In the meantime, ensure your rabbit has access to fresh water and hay at all times. Offer a variety of fresh greens to entice them to eat.
If they still refuse, it’s crucial to seek professional guidance to address the underlying issue.
Is it necessary to spay or neuter my rabbit?
Yes, it is necessary to spay or neuter your rabbit. Spaying (for females) and neutering (for males) are important procedures that can benefit your rabbit’s health and behavior.
It helps prevent reproductive cancers and eliminates the risk of pregnancy or uterine infections in females.
Neutering can reduce aggressive behavior, prevent territorial marking, and decrease the risk of testicular cancer in males. Consult your veterinarian for more information and to schedule the procedure for your rabbit.
Can rabbits be litter trained?
Sure thing, happy to help! Can rabbits be litter trained? Yes, rabbits can be litter trained just like cats! They are naturally clean animals and can easily learn to use a litter box.
All you need is a suitable litter box and some patience.
Place the litter box in a corner of the rabbit’s enclosure, and add a litter that is safe for rabbits, such as paper-based or wood pellet litter. Encourage your rabbit to use the litter box by placing some of their droppings inside.
Be consistent with the placement and type of litter, and reward your rabbit with praise and treats when they use the litter box correctly.
Creating a safe and enriching environment for your pet rabbit is crucial for their overall health and happiness. By providing the right size and type of enclosure, rabbit-proofing your home, and setting up a comfortable sleeping area, you can ensure their physical well-being.
Understanding their dietary requirements and providing a balanced diet, along with regular exercise and mental stimulation, is essential for their mental and physical health.
Regular grooming, maintaining cleanliness, and taking safety precautions will also contribute to their well-being. Finally, understanding their social nature and providing companionship is vital for their emotional well-being.

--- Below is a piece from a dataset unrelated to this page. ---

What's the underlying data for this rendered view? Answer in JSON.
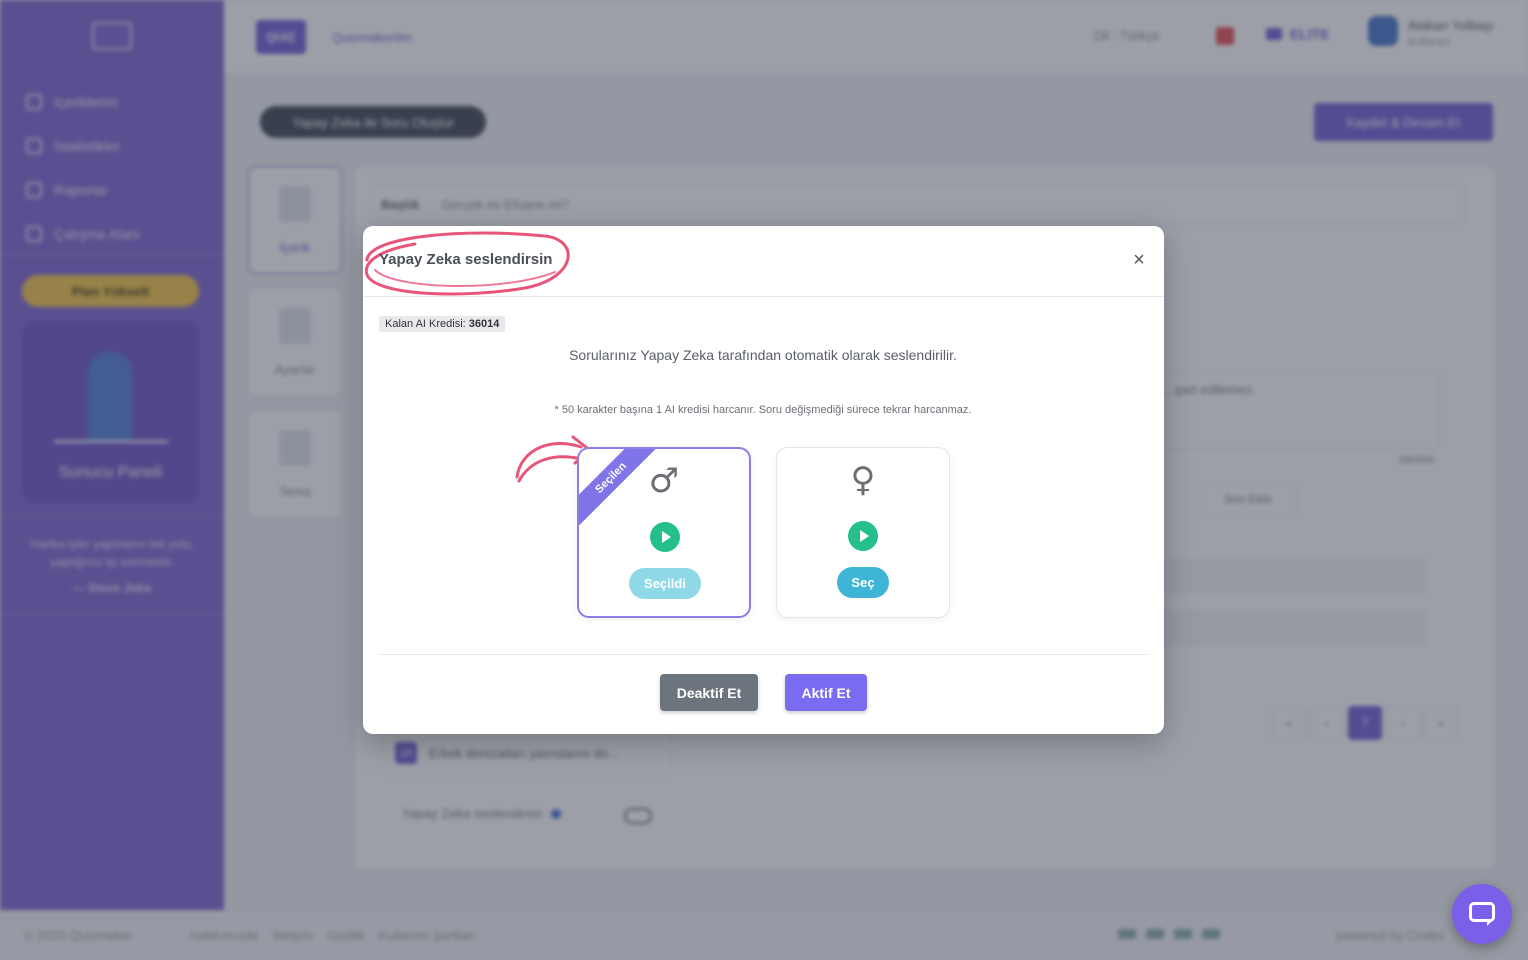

By following these guidelines, you can create a safe and enriching environment that will promote the health and happiness of your beloved pet rabbit.